TASK ITEM
Copy out each line of the data that includes the string "Tanud".

>>>

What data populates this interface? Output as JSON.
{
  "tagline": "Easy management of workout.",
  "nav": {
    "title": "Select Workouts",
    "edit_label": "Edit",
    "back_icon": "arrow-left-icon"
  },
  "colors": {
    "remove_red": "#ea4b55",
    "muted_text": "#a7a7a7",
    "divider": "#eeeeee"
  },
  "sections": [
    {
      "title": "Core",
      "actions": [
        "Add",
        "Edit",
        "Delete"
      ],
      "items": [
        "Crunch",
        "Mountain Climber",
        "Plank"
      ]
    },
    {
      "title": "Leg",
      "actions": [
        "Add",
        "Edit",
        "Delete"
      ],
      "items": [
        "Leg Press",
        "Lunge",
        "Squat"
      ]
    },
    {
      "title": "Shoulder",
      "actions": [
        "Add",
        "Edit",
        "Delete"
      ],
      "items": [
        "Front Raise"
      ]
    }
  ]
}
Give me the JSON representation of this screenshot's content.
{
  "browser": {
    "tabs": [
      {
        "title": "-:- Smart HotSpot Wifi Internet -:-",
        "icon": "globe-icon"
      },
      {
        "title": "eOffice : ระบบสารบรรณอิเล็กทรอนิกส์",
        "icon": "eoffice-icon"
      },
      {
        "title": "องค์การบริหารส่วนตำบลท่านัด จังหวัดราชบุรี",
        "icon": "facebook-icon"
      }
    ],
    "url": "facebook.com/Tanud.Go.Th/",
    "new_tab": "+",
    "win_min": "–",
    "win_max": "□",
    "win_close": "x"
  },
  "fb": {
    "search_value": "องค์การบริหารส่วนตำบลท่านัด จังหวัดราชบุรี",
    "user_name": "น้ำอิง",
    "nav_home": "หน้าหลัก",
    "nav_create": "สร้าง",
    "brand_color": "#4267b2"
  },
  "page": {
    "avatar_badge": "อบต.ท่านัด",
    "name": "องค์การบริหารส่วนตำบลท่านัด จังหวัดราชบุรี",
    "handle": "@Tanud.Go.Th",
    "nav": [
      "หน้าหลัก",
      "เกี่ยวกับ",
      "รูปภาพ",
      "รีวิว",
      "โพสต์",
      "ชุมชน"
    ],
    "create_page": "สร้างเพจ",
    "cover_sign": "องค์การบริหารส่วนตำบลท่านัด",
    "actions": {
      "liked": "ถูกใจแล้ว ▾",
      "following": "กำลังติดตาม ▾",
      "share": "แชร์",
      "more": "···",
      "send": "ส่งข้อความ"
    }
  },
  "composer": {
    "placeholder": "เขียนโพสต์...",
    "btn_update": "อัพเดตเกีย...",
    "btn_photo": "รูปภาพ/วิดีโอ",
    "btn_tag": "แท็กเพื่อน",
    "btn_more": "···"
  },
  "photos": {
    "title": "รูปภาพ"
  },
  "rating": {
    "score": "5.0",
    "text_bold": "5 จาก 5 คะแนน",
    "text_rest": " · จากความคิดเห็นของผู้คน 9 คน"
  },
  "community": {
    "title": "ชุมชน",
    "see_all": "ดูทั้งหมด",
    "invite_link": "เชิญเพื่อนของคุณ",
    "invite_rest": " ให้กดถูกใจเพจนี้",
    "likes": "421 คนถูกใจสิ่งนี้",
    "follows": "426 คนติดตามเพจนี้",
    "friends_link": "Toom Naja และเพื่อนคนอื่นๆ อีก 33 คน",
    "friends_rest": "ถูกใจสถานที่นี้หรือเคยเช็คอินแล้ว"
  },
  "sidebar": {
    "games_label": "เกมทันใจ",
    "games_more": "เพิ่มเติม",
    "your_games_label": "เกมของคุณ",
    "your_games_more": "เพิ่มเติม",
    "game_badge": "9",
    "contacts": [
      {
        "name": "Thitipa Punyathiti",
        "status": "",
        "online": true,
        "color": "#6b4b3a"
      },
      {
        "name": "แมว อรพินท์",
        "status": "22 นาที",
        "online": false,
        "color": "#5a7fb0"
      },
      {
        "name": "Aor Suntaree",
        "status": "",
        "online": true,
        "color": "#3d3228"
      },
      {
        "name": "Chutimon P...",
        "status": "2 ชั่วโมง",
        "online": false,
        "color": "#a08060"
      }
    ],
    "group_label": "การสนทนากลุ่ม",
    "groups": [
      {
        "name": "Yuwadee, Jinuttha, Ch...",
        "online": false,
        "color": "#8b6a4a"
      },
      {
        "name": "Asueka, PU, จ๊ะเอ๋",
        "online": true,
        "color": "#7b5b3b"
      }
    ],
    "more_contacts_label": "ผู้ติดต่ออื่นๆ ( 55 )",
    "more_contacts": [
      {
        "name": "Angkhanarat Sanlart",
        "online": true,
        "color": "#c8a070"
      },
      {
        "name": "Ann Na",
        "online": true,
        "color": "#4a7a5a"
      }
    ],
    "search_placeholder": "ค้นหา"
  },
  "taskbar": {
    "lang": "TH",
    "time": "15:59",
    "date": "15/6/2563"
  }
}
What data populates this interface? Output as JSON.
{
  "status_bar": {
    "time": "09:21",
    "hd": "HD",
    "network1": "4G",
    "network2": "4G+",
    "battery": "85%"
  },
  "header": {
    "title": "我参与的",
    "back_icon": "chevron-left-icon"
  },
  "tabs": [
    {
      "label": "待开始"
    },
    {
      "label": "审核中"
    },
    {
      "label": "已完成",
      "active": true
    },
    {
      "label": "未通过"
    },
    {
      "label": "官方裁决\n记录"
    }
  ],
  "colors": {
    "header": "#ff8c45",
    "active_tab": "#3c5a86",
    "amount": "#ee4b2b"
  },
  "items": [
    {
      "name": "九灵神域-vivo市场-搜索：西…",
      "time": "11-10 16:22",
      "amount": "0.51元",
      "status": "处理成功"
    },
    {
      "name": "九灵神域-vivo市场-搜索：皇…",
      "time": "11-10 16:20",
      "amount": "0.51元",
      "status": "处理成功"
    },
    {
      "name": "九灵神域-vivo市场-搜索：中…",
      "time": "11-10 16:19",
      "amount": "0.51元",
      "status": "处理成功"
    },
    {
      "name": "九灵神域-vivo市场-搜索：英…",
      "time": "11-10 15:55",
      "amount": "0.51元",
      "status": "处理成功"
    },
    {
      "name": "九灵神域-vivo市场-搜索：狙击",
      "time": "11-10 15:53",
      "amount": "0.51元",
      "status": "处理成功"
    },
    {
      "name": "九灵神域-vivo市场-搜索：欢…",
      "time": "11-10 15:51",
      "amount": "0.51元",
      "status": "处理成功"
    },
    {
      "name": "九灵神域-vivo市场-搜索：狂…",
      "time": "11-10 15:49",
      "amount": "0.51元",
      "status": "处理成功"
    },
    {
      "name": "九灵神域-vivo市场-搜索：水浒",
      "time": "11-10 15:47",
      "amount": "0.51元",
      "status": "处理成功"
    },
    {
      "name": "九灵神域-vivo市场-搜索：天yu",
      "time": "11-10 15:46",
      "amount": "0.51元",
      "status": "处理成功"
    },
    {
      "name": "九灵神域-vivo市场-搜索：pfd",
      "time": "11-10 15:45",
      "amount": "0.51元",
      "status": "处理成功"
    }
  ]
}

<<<

RESPONSE TO THIS TASK
    "url": "facebook.com/Tanud.Go.Th/",
    "handle": "@Tanud.Go.Th",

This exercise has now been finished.